WORKING DATA:
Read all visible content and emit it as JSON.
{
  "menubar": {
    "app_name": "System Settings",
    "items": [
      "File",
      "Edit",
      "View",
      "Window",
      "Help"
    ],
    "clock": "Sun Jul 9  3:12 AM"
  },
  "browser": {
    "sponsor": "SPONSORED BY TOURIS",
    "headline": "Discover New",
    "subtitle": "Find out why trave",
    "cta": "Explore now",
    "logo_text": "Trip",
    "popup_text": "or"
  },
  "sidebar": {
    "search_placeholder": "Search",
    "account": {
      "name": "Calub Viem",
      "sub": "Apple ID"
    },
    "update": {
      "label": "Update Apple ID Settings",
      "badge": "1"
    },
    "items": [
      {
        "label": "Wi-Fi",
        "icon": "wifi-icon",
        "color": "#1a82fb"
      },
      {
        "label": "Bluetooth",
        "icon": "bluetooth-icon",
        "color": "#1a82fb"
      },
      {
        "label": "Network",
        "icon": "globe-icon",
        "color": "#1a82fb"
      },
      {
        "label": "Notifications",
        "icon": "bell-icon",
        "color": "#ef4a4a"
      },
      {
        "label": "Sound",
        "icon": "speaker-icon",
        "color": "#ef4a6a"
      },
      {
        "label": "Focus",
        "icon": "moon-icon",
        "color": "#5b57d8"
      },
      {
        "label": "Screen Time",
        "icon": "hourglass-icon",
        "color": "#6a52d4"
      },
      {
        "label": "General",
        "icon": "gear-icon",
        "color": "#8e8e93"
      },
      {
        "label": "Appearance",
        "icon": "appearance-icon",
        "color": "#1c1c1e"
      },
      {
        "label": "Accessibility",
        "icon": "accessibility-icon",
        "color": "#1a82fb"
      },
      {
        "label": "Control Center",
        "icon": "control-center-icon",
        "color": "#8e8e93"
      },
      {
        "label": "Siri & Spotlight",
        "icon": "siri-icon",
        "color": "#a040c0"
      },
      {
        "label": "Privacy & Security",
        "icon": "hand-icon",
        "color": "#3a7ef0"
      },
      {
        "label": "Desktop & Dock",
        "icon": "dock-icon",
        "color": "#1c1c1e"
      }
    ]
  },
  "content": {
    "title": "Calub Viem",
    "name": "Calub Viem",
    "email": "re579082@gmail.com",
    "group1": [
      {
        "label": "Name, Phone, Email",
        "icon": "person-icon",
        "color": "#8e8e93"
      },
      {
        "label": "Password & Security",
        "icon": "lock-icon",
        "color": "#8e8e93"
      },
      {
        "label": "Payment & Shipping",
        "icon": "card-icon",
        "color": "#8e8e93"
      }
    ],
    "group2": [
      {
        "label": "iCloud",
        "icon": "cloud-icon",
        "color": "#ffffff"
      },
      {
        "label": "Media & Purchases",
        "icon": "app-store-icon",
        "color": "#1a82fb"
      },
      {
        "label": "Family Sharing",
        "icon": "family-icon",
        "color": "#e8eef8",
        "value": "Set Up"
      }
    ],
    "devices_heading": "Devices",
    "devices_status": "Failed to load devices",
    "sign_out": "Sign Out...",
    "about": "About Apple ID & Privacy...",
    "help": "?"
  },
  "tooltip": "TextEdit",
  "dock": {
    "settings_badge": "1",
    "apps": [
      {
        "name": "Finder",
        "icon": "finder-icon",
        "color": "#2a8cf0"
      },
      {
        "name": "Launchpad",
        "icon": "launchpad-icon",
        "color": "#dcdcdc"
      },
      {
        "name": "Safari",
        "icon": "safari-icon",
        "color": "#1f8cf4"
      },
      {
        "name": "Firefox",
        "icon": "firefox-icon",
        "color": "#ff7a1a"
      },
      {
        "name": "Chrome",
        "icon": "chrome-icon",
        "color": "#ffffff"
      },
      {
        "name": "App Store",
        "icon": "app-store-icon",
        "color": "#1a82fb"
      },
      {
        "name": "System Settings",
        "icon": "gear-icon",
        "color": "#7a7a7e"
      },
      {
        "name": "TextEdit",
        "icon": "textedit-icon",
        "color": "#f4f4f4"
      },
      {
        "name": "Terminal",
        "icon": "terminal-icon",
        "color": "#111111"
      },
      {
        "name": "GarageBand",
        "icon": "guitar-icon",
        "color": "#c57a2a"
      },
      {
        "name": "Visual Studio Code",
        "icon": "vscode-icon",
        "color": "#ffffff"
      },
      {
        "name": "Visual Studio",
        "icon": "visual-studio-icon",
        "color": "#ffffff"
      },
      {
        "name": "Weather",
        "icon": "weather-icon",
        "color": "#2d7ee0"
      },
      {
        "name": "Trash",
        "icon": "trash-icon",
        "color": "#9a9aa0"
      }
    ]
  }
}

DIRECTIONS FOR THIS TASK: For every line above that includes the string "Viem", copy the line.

SOLUTION FOR THIS PROBLEM:
      "name": "Calub Viem",
    "title": "Calub Viem",
    "name": "Calub Viem",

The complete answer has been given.